- TASK STATEMENT -
In the records below, find each line holding the word "WireGuard" and copy it.

- DATA RECORDS -
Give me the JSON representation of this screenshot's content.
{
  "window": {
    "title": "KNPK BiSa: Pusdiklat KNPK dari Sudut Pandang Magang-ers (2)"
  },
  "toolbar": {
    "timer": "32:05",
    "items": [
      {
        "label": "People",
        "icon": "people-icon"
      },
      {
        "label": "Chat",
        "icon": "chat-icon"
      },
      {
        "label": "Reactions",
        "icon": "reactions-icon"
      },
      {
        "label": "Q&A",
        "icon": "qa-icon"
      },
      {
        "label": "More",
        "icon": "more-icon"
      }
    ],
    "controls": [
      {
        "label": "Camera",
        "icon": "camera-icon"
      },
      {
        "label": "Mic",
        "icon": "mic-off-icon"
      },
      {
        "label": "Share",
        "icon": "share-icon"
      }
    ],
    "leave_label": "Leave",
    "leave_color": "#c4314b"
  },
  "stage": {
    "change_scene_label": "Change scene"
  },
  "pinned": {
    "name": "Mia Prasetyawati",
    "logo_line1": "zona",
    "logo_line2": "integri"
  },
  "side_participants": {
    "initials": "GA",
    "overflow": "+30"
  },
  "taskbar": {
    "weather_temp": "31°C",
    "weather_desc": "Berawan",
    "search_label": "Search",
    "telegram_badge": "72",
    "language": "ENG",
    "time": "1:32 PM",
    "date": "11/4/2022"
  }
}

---

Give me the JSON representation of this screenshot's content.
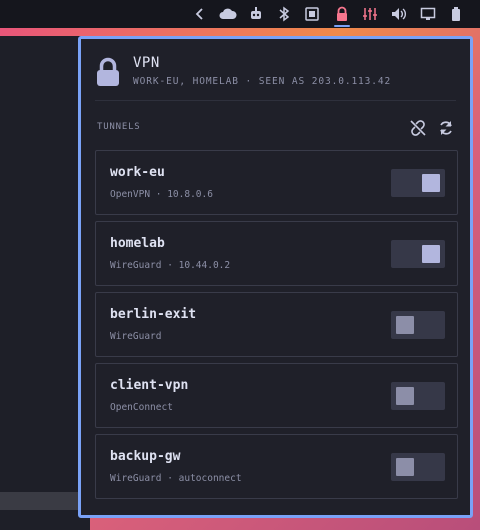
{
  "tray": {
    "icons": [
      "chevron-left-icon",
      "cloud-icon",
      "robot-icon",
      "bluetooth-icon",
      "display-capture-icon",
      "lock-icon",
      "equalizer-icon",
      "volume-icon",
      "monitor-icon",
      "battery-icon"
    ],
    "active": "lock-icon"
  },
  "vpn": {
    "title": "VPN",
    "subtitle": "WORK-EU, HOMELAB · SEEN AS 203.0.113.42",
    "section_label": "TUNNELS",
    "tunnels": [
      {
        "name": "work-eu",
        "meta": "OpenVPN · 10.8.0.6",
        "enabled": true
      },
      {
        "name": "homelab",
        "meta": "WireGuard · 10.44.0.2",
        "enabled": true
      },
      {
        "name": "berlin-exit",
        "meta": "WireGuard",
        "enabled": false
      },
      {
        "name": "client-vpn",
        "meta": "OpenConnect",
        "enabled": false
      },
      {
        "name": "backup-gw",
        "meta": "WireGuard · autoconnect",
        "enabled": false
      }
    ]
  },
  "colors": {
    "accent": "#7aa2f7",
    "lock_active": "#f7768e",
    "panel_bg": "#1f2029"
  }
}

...

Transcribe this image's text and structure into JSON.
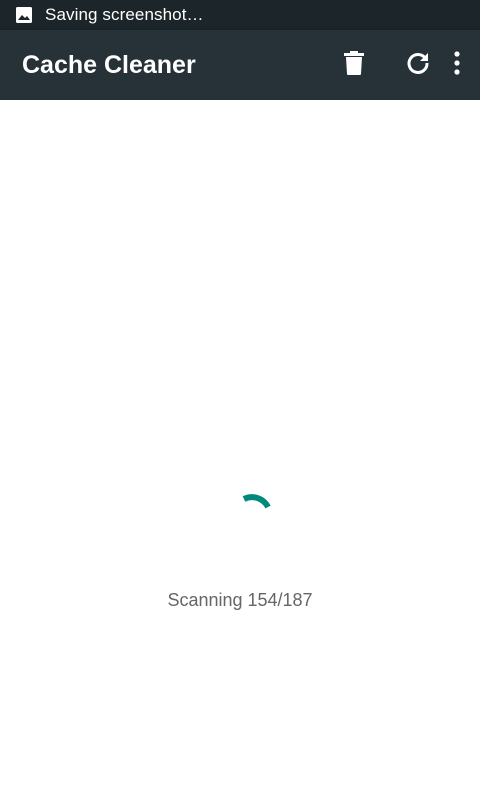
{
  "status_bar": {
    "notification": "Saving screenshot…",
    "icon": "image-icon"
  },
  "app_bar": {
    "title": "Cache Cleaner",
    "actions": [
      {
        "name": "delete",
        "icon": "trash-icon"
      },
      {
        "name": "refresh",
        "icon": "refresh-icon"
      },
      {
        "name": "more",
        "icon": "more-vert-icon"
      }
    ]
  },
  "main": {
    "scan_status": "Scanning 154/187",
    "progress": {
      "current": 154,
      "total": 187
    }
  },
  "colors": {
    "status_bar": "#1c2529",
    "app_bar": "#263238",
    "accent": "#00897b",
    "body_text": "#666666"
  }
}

- RESPONSE BOX -
        "meta": "WireGuard · 10.44.0.2",
        "meta": "WireGuard",
        "meta": "WireGuard · autoconnect",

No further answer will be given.